**Task description**
Return all lines of the data in which the string "scene" occurs.

**Entries shown**
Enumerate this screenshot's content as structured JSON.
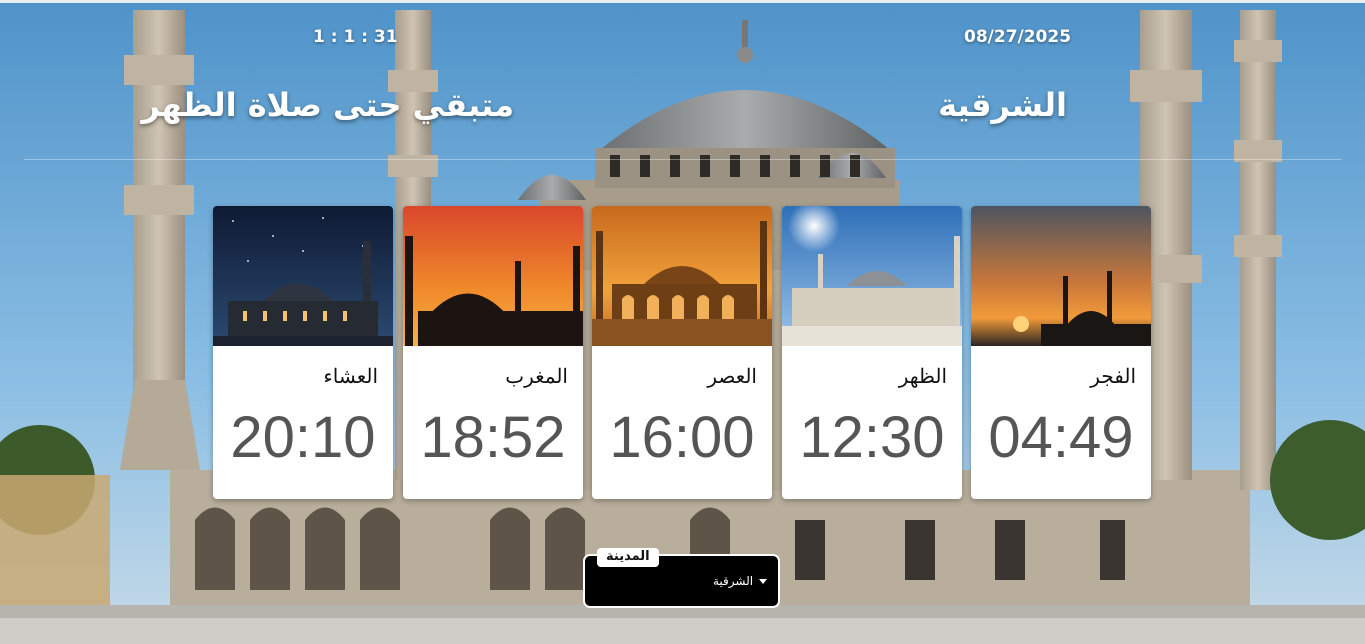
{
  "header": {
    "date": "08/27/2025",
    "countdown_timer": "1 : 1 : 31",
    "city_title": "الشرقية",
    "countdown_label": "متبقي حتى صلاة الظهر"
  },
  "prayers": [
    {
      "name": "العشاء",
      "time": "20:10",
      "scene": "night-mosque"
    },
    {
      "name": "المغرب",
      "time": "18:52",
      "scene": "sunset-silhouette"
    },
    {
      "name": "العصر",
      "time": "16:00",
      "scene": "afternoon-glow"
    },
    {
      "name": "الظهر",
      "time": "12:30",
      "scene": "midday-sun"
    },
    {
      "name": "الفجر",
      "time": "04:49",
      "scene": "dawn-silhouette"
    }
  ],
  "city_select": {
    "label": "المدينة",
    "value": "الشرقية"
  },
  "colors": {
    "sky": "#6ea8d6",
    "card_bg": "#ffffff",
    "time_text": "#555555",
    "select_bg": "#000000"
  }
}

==

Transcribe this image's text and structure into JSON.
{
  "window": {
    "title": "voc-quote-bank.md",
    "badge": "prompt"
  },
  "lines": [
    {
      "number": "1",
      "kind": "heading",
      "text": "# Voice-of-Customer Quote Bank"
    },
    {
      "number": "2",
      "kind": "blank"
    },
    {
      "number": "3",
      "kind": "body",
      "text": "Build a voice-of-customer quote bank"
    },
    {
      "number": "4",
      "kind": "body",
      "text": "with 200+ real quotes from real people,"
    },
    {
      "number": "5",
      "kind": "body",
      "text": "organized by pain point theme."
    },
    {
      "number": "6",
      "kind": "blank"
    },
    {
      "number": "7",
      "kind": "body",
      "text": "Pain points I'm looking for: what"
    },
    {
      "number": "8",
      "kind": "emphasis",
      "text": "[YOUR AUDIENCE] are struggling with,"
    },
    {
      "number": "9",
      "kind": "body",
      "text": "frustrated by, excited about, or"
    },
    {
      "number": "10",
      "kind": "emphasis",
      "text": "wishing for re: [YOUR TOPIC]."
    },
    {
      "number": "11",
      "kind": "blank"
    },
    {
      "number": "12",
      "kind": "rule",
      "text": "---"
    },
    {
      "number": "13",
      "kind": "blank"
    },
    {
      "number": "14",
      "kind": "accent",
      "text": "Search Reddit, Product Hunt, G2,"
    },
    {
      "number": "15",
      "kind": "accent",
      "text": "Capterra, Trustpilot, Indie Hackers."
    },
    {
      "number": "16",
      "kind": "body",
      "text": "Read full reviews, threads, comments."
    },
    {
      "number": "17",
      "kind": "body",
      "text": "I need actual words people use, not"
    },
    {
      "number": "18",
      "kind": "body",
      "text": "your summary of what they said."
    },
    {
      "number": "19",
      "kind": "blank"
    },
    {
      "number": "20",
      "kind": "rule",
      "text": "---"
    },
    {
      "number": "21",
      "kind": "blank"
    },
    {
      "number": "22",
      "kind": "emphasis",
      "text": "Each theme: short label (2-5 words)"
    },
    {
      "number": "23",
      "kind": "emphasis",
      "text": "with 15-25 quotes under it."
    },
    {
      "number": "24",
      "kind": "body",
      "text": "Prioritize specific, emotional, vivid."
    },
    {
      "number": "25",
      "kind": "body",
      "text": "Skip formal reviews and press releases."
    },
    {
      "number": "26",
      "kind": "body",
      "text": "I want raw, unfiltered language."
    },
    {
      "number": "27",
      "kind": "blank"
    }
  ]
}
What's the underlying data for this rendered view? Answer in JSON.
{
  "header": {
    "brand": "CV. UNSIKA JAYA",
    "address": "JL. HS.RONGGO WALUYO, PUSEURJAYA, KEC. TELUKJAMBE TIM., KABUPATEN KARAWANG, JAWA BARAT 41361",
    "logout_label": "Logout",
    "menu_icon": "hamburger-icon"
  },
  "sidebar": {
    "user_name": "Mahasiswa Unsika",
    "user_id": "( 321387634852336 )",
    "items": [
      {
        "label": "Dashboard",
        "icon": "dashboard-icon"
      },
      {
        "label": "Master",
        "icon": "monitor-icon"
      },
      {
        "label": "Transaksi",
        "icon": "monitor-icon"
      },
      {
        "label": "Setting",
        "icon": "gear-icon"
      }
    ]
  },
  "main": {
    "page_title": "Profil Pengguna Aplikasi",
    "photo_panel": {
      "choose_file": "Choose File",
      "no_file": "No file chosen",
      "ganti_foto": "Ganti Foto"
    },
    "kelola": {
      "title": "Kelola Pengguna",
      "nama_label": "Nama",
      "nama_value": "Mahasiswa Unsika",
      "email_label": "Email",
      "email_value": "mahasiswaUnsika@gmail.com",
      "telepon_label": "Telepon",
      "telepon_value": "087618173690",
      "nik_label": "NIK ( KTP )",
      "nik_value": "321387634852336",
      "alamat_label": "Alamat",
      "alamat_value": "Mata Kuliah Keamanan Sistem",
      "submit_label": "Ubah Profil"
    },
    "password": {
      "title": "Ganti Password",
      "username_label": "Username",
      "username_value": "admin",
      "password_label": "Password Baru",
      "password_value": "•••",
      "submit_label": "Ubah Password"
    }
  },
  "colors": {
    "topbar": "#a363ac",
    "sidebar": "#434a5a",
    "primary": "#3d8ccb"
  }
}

**Written solution**
      "scene": "night-mosque"
      "scene": "sunset-silhouette"
      "scene": "afternoon-glow"
      "scene": "midday-sun"
      "scene": "dawn-silhouette"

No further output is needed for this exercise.